◆ **Problem description**: All records below are to be duplicated exactly, with every picture excluded.

Source data:
___

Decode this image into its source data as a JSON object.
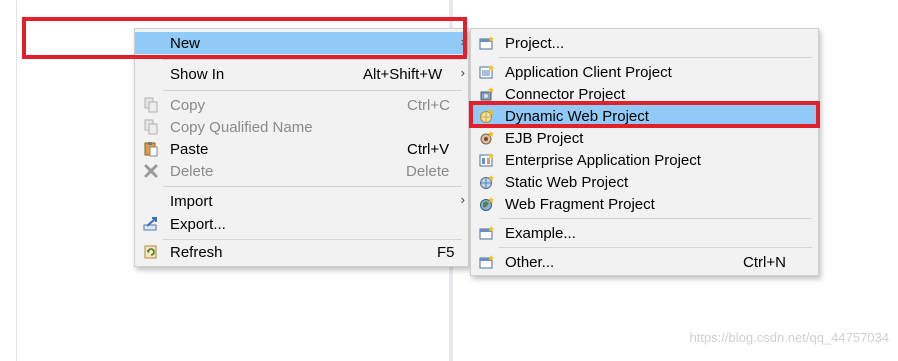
{
  "context_menu": {
    "items": {
      "new": {
        "label": "New"
      },
      "show_in": {
        "label": "Show In",
        "shortcut": "Alt+Shift+W"
      },
      "copy": {
        "label": "Copy",
        "shortcut": "Ctrl+C"
      },
      "copy_qualified": {
        "label": "Copy Qualified Name"
      },
      "paste": {
        "label": "Paste",
        "shortcut": "Ctrl+V"
      },
      "delete": {
        "label": "Delete",
        "shortcut": "Delete"
      },
      "import": {
        "label": "Import"
      },
      "export": {
        "label": "Export..."
      },
      "refresh": {
        "label": "Refresh",
        "shortcut": "F5"
      }
    }
  },
  "submenu": {
    "items": {
      "project": {
        "label": "Project..."
      },
      "app_client": {
        "label": "Application Client Project"
      },
      "connector": {
        "label": "Connector Project"
      },
      "dynamic_web": {
        "label": "Dynamic Web Project"
      },
      "ejb": {
        "label": "EJB Project"
      },
      "enterprise_app": {
        "label": "Enterprise Application Project"
      },
      "static_web": {
        "label": "Static Web Project"
      },
      "web_fragment": {
        "label": "Web Fragment Project"
      },
      "example": {
        "label": "Example..."
      },
      "other": {
        "label": "Other...",
        "shortcut": "Ctrl+N"
      }
    }
  },
  "watermark": "https://blog.csdn.net/qq_44757034",
  "colors": {
    "selection": "#91c9f7",
    "highlight_box": "#e0212c",
    "menu_bg": "#f2f2f2"
  }
}
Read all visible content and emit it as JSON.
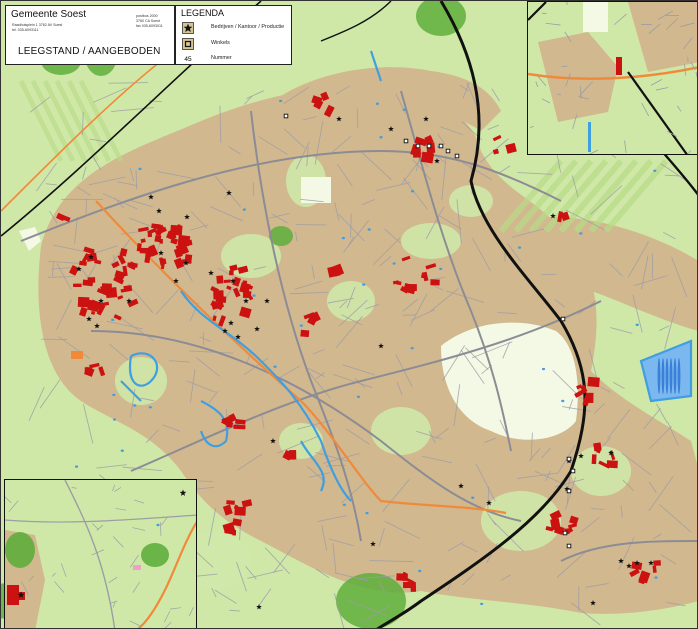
{
  "title_block": {
    "organisation": "Gemeente Soest",
    "address": {
      "line1_left": "Raadhuisplein 1   3762 AV Soest",
      "line2_left": "",
      "line1_right": "postbus 2000",
      "line2_right": "3760 CA Soest",
      "line3_right": "fax 035-6093011",
      "phone": "tel. 035-6093111"
    },
    "map_title": "LEEGSTAND / AANGEBODEN"
  },
  "legend": {
    "title": "LEGENDA",
    "items": [
      {
        "symbol": "star-icon",
        "label": "Bedrijven / Kantoor / Productie"
      },
      {
        "symbol": "shop-square-icon",
        "label": "Winkels"
      },
      {
        "symbol": "number-label",
        "symbol_text": "45",
        "label": "Nummer"
      }
    ]
  },
  "colors": {
    "greenland": "#cfe8a8",
    "built_area": "#d2b88e",
    "water": "#3f9fe0",
    "road": "#9d9da6",
    "railway": "#111111",
    "highway": "#f08a3a",
    "vacant_building": "#cc1111",
    "forest": "#5fae3c",
    "meadow": "#f4f9e6"
  },
  "insets": [
    {
      "name": "top-right-inset"
    },
    {
      "name": "bottom-left-inset"
    }
  ]
}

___

◆ **Written solution**:
Decode this image into its source data as a JSON object.
{
  "context_menu": {
    "items": {
      "new": {
        "label": "New"
      },
      "show_in": {
        "label": "Show In",
        "shortcut": "Alt+Shift+W"
      },
      "copy": {
        "label": "Copy",
        "shortcut": "Ctrl+C"
      },
      "copy_qualified": {
        "label": "Copy Qualified Name"
      },
      "paste": {
        "label": "Paste",
        "shortcut": "Ctrl+V"
      },
      "delete": {
        "label": "Delete",
        "shortcut": "Delete"
      },
      "import": {
        "label": "Import"
      },
      "export": {
        "label": "Export..."
      },
      "refresh": {
        "label": "Refresh",
        "shortcut": "F5"
      }
    }
  },
  "submenu": {
    "items": {
      "project": {
        "label": "Project..."
      },
      "app_client": {
        "label": "Application Client Project"
      },
      "connector": {
        "label": "Connector Project"
      },
      "dynamic_web": {
        "label": "Dynamic Web Project"
      },
      "ejb": {
        "label": "EJB Project"
      },
      "enterprise_app": {
        "label": "Enterprise Application Project"
      },
      "static_web": {
        "label": "Static Web Project"
      },
      "web_fragment": {
        "label": "Web Fragment Project"
      },
      "example": {
        "label": "Example..."
      },
      "other": {
        "label": "Other...",
        "shortcut": "Ctrl+N"
      }
    }
  },
  "watermark": "https://blog.csdn.net/qq_44757034",
  "colors": {
    "selection": "#91c9f7",
    "highlight_box": "#e0212c",
    "menu_bg": "#f2f2f2"
  }
}
Read all visible content and emit it as JSON.
{
  "title_block": {
    "organisation": "Gemeente Soest",
    "address": {
      "line1_left": "Raadhuisplein 1   3762 AV Soest",
      "line2_left": "",
      "line1_right": "postbus 2000",
      "line2_right": "3760 CA Soest",
      "line3_right": "fax 035-6093011",
      "phone": "tel. 035-6093111"
    },
    "map_title": "LEEGSTAND / AANGEBODEN"
  },
  "legend": {
    "title": "LEGENDA",
    "items": [
      {
        "symbol": "star-icon",
        "label": "Bedrijven / Kantoor / Productie"
      },
      {
        "symbol": "shop-square-icon",
        "label": "Winkels"
      },
      {
        "symbol": "number-label",
        "symbol_text": "45",
        "label": "Nummer"
      }
    ]
  },
  "colors": {
    "greenland": "#cfe8a8",
    "built_area": "#d2b88e",
    "water": "#3f9fe0",
    "road": "#9d9da6",
    "railway": "#111111",
    "highway": "#f08a3a",
    "vacant_building": "#cc1111",
    "forest": "#5fae3c",
    "meadow": "#f4f9e6"
  },
  "insets": [
    {
      "name": "top-right-inset"
    },
    {
      "name": "bottom-left-inset"
    }
  ]
}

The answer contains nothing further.